Records supplied:
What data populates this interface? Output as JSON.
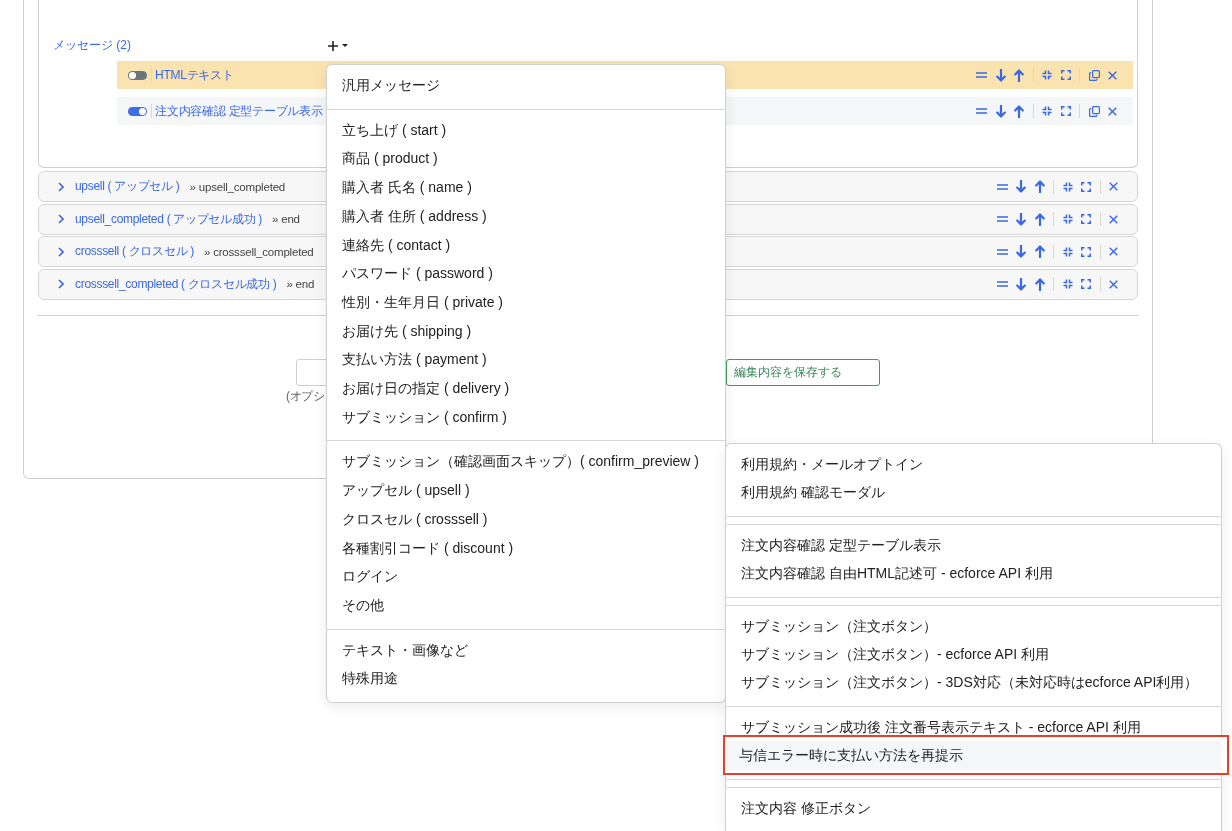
{
  "messages": {
    "label": "メッセージ (2)",
    "items": [
      {
        "title": "HTMLテキスト",
        "enabled": false,
        "selected": true
      },
      {
        "title": "注文内容確認 定型テーブル表示",
        "enabled": true,
        "selected": false
      }
    ]
  },
  "steps": [
    {
      "title": "upsell ( アップセル )",
      "next": "» upsell_completed",
      "expanded": false
    },
    {
      "title": "upsell_completed ( アップセル成功 )",
      "next": "» end",
      "expanded": false
    },
    {
      "title": "crosssell ( クロスセル )",
      "next": "» crosssell_completed",
      "expanded": false
    },
    {
      "title": "crosssell_completed ( クロスセル成功 )",
      "next": "» end",
      "expanded": false
    }
  ],
  "footer": {
    "hint": "(オプシ",
    "save_button": "編集内容を保存する"
  },
  "add_menu": {
    "groups": [
      {
        "items": [
          "汎用メッセージ"
        ]
      },
      {
        "items": [
          "立ち上げ ( start )",
          "商品 ( product )",
          "購入者 氏名 ( name )",
          "購入者 住所 ( address )",
          "連絡先 ( contact )",
          "パスワード ( password )",
          "性別・生年月日 ( private )",
          "お届け先 ( shipping )",
          "支払い方法 ( payment )",
          "お届け日の指定 ( delivery )",
          "サブミッション ( confirm )"
        ]
      },
      {
        "items": [
          "サブミッション（確認画面スキップ）( confirm_preview )",
          "アップセル ( upsell )",
          "クロスセル ( crosssell )",
          "各種割引コード ( discount )",
          "ログイン",
          "その他"
        ]
      },
      {
        "items": [
          "テキスト・画像など",
          "特殊用途"
        ]
      }
    ]
  },
  "submenu": {
    "sections": [
      {
        "groups": [
          {
            "items": [
              {
                "label": "利用規約・メールオプトイン",
                "highlighted": false
              },
              {
                "label": "利用規約 確認モーダル",
                "highlighted": false
              }
            ]
          }
        ]
      },
      {
        "groups": [
          {
            "items": [
              {
                "label": "注文内容確認 定型テーブル表示",
                "highlighted": false
              },
              {
                "label": "注文内容確認 自由HTML記述可 - ecforce API 利用",
                "highlighted": false
              }
            ]
          }
        ]
      },
      {
        "groups": [
          {
            "items": [
              {
                "label": "サブミッション（注文ボタン）",
                "highlighted": false
              },
              {
                "label": "サブミッション（注文ボタン）- ecforce API 利用",
                "highlighted": false
              },
              {
                "label": "サブミッション（注文ボタン）- 3DS対応（未対応時はecforce API利用）",
                "highlighted": false
              }
            ]
          },
          {
            "items": [
              {
                "label": "サブミッション成功後 注文番号表示テキスト - ecforce API 利用",
                "highlighted": false
              },
              {
                "label": "与信エラー時に支払い方法を再提示",
                "highlighted": true
              }
            ]
          }
        ]
      },
      {
        "groups": [
          {
            "items": [
              {
                "label": "注文内容 修正ボタン",
                "highlighted": false
              }
            ]
          }
        ]
      }
    ]
  }
}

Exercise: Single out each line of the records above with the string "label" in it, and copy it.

Your response:
    "label": "メッセージ (2)",
                "label": "利用規約・メールオプトイン",
                "label": "利用規約 確認モーダル",
                "label": "注文内容確認 定型テーブル表示",
                "label": "注文内容確認 自由HTML記述可 - ecforce API 利用",
                "label": "サブミッション（注文ボタン）",
                "label": "サブミッション（注文ボタン）- ecforce API 利用",
                "label": "サブミッション（注文ボタン）- 3DS対応（未対応時はecforce API利用）",
                "label": "サブミッション成功後 注文番号表示テキスト - ecforce API 利用",
                "label": "与信エラー時に支払い方法を再提示",
                "label": "注文内容 修正ボタン",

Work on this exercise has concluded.